◆ Activity ◆
Scan the listing below. Return every line containing the string "JSON".

Start of Provided data

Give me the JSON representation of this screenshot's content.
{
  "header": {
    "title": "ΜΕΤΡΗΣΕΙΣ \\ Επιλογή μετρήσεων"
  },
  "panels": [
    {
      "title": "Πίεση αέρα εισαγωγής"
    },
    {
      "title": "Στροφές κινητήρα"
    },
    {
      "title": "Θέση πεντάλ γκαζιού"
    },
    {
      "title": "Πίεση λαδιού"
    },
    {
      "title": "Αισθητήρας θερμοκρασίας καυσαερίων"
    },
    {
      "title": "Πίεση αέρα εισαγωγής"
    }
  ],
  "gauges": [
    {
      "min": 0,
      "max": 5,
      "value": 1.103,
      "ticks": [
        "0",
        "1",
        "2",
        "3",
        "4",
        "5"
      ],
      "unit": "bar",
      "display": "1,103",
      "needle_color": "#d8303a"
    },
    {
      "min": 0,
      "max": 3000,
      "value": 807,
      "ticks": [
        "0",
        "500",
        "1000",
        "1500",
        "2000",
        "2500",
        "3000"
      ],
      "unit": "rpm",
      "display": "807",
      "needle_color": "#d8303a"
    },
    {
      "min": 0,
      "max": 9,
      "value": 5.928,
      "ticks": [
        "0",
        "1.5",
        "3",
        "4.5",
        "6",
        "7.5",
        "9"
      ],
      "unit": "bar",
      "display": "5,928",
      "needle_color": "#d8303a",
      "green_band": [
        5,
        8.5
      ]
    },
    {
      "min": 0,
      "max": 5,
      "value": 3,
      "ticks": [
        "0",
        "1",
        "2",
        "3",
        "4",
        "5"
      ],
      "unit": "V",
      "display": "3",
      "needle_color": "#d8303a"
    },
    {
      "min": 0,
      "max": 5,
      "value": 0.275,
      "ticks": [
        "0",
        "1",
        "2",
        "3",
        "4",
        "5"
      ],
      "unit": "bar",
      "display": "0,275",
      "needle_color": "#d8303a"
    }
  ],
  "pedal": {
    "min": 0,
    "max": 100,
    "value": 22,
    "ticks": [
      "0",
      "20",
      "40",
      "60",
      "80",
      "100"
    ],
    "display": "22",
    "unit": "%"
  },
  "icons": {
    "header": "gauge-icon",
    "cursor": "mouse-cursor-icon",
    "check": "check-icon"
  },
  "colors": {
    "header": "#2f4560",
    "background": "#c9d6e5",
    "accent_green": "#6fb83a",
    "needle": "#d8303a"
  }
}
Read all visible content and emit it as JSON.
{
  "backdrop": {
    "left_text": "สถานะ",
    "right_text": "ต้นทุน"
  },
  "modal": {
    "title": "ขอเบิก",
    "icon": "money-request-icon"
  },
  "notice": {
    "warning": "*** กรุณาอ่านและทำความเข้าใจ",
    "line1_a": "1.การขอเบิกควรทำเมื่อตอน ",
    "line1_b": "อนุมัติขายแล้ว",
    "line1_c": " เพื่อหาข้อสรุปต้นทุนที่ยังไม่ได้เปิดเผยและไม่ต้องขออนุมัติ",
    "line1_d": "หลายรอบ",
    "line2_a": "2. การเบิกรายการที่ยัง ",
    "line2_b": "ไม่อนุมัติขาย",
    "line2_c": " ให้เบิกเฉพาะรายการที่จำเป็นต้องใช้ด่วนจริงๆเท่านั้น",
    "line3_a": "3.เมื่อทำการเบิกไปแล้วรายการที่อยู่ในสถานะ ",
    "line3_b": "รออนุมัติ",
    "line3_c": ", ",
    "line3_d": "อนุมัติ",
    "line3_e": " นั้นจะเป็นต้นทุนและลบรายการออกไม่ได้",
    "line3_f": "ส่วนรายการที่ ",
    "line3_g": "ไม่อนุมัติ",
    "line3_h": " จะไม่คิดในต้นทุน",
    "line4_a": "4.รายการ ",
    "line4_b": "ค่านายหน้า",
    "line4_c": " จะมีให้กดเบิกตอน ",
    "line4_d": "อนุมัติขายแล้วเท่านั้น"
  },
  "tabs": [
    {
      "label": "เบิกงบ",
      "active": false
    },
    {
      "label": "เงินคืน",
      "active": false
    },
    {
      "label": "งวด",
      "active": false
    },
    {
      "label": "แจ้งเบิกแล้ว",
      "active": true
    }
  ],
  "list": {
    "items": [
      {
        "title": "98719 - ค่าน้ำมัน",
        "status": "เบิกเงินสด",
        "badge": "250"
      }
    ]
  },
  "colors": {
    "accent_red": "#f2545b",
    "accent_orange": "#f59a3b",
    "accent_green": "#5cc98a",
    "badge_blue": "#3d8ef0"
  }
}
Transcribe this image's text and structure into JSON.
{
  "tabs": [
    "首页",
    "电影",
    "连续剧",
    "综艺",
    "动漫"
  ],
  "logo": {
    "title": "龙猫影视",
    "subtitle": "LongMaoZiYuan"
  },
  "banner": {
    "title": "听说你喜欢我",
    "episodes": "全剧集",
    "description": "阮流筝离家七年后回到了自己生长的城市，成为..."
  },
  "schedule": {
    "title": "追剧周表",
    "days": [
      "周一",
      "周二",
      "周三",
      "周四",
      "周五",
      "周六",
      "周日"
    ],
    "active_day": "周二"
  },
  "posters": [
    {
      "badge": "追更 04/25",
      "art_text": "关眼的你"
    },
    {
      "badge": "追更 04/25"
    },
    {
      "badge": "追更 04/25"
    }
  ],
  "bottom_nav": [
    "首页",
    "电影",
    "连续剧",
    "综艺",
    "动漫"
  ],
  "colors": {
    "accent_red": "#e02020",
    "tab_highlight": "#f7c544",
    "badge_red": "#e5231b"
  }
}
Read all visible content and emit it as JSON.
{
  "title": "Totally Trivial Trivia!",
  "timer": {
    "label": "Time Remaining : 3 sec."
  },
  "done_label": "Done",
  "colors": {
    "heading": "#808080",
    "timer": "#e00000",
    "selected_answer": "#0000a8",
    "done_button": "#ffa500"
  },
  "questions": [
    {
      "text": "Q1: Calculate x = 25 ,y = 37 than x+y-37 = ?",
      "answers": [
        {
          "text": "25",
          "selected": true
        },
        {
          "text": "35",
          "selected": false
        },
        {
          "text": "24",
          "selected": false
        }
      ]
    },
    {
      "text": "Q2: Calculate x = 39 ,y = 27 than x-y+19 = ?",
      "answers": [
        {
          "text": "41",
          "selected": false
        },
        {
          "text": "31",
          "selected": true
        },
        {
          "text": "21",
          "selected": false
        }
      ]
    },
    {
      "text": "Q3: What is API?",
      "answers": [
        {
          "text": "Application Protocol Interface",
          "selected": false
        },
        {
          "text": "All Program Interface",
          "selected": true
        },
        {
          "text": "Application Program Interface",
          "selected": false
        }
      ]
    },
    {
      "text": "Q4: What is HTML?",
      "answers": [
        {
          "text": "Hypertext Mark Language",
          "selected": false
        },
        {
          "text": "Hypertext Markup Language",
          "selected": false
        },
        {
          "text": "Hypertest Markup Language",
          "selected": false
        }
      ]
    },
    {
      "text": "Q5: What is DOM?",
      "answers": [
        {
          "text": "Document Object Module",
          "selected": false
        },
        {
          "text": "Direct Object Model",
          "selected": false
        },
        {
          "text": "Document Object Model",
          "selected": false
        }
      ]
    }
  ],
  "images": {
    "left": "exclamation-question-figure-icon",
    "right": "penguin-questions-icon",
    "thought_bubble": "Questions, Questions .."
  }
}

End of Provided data

◆ Solution below ◆
Give me the JSON representation of this screenshot's content.
Read all visible content and emit it as JSON.
Transcribe this image's text and structure into JSON.
Read all visible content and emit it as JSON.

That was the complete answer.